As I wrote previously both Carwyn and RT Davies have identified an advantage in presenting the Welsh General Election 2016 as a two-horse race between themselves. Those building the narrative around Plaid Cymru’s campaign ought take heed.
The benefits are obvious for Labour and the Conservatives – recreating Wales as a Little England with each election becoming a binary choice for the mainstream electorate leaving the minor parties to scoop up fringe and niche voters.
In this scenario the clear losers are Plaid Cymru for whom there is not an English comparison (they would certainly baulk at being spoken of in the same breath as the Lib Dems). They risk losing mindshare as a voters and the media can easily focus in on the simple left/right paradigm this creates. The engineers behind Plaid’s campaign should consider pro-actively intervening before this pattern becomes entrenched as, with the introduction of multiple Kippers and continued dwindling of Democrats, they risk losing ground.

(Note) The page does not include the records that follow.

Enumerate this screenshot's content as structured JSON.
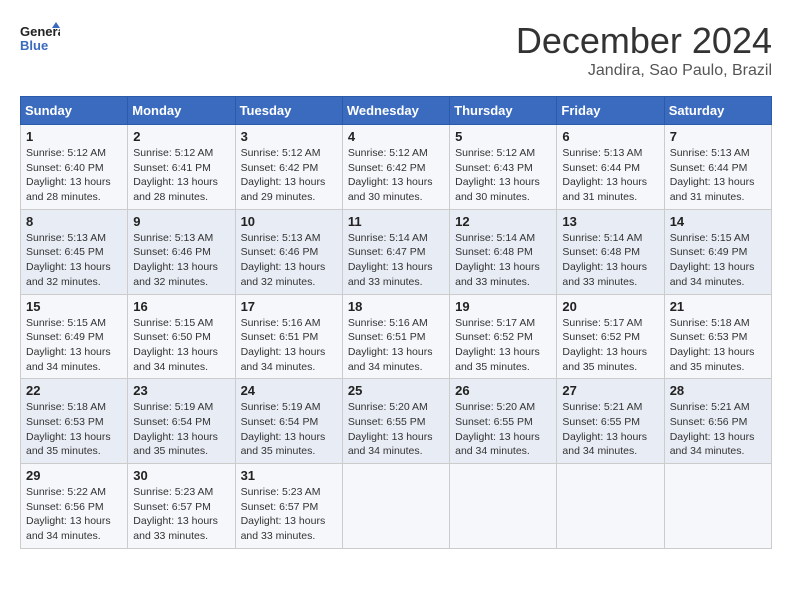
{
  "header": {
    "logo_line1": "General",
    "logo_line2": "Blue",
    "month_year": "December 2024",
    "location": "Jandira, Sao Paulo, Brazil"
  },
  "days_of_week": [
    "Sunday",
    "Monday",
    "Tuesday",
    "Wednesday",
    "Thursday",
    "Friday",
    "Saturday"
  ],
  "weeks": [
    [
      {
        "day": "1",
        "sunrise": "5:12 AM",
        "sunset": "6:40 PM",
        "daylight": "13 hours and 28 minutes."
      },
      {
        "day": "2",
        "sunrise": "5:12 AM",
        "sunset": "6:41 PM",
        "daylight": "13 hours and 28 minutes."
      },
      {
        "day": "3",
        "sunrise": "5:12 AM",
        "sunset": "6:42 PM",
        "daylight": "13 hours and 29 minutes."
      },
      {
        "day": "4",
        "sunrise": "5:12 AM",
        "sunset": "6:42 PM",
        "daylight": "13 hours and 30 minutes."
      },
      {
        "day": "5",
        "sunrise": "5:12 AM",
        "sunset": "6:43 PM",
        "daylight": "13 hours and 30 minutes."
      },
      {
        "day": "6",
        "sunrise": "5:13 AM",
        "sunset": "6:44 PM",
        "daylight": "13 hours and 31 minutes."
      },
      {
        "day": "7",
        "sunrise": "5:13 AM",
        "sunset": "6:44 PM",
        "daylight": "13 hours and 31 minutes."
      }
    ],
    [
      {
        "day": "8",
        "sunrise": "5:13 AM",
        "sunset": "6:45 PM",
        "daylight": "13 hours and 32 minutes."
      },
      {
        "day": "9",
        "sunrise": "5:13 AM",
        "sunset": "6:46 PM",
        "daylight": "13 hours and 32 minutes."
      },
      {
        "day": "10",
        "sunrise": "5:13 AM",
        "sunset": "6:46 PM",
        "daylight": "13 hours and 32 minutes."
      },
      {
        "day": "11",
        "sunrise": "5:14 AM",
        "sunset": "6:47 PM",
        "daylight": "13 hours and 33 minutes."
      },
      {
        "day": "12",
        "sunrise": "5:14 AM",
        "sunset": "6:48 PM",
        "daylight": "13 hours and 33 minutes."
      },
      {
        "day": "13",
        "sunrise": "5:14 AM",
        "sunset": "6:48 PM",
        "daylight": "13 hours and 33 minutes."
      },
      {
        "day": "14",
        "sunrise": "5:15 AM",
        "sunset": "6:49 PM",
        "daylight": "13 hours and 34 minutes."
      }
    ],
    [
      {
        "day": "15",
        "sunrise": "5:15 AM",
        "sunset": "6:49 PM",
        "daylight": "13 hours and 34 minutes."
      },
      {
        "day": "16",
        "sunrise": "5:15 AM",
        "sunset": "6:50 PM",
        "daylight": "13 hours and 34 minutes."
      },
      {
        "day": "17",
        "sunrise": "5:16 AM",
        "sunset": "6:51 PM",
        "daylight": "13 hours and 34 minutes."
      },
      {
        "day": "18",
        "sunrise": "5:16 AM",
        "sunset": "6:51 PM",
        "daylight": "13 hours and 34 minutes."
      },
      {
        "day": "19",
        "sunrise": "5:17 AM",
        "sunset": "6:52 PM",
        "daylight": "13 hours and 35 minutes."
      },
      {
        "day": "20",
        "sunrise": "5:17 AM",
        "sunset": "6:52 PM",
        "daylight": "13 hours and 35 minutes."
      },
      {
        "day": "21",
        "sunrise": "5:18 AM",
        "sunset": "6:53 PM",
        "daylight": "13 hours and 35 minutes."
      }
    ],
    [
      {
        "day": "22",
        "sunrise": "5:18 AM",
        "sunset": "6:53 PM",
        "daylight": "13 hours and 35 minutes."
      },
      {
        "day": "23",
        "sunrise": "5:19 AM",
        "sunset": "6:54 PM",
        "daylight": "13 hours and 35 minutes."
      },
      {
        "day": "24",
        "sunrise": "5:19 AM",
        "sunset": "6:54 PM",
        "daylight": "13 hours and 35 minutes."
      },
      {
        "day": "25",
        "sunrise": "5:20 AM",
        "sunset": "6:55 PM",
        "daylight": "13 hours and 34 minutes."
      },
      {
        "day": "26",
        "sunrise": "5:20 AM",
        "sunset": "6:55 PM",
        "daylight": "13 hours and 34 minutes."
      },
      {
        "day": "27",
        "sunrise": "5:21 AM",
        "sunset": "6:55 PM",
        "daylight": "13 hours and 34 minutes."
      },
      {
        "day": "28",
        "sunrise": "5:21 AM",
        "sunset": "6:56 PM",
        "daylight": "13 hours and 34 minutes."
      }
    ],
    [
      {
        "day": "29",
        "sunrise": "5:22 AM",
        "sunset": "6:56 PM",
        "daylight": "13 hours and 34 minutes."
      },
      {
        "day": "30",
        "sunrise": "5:23 AM",
        "sunset": "6:57 PM",
        "daylight": "13 hours and 33 minutes."
      },
      {
        "day": "31",
        "sunrise": "5:23 AM",
        "sunset": "6:57 PM",
        "daylight": "13 hours and 33 minutes."
      },
      null,
      null,
      null,
      null
    ]
  ]
}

It has become a mantra for some unionists that “Wales is not Scotland” while others are working hard to make sure that it never is. There may be some truth in that but Wales is not England either and, politically speaking, the not inconsiderable presence of Plaid Cymru is the proof. The challenge for their strategists are to build a narrative around a Big Three in Wales – parties which can lead governments in the Assembly. In doing so, they willput clear yellow-purple water between them and the Small Three who will never lead governments in Wales.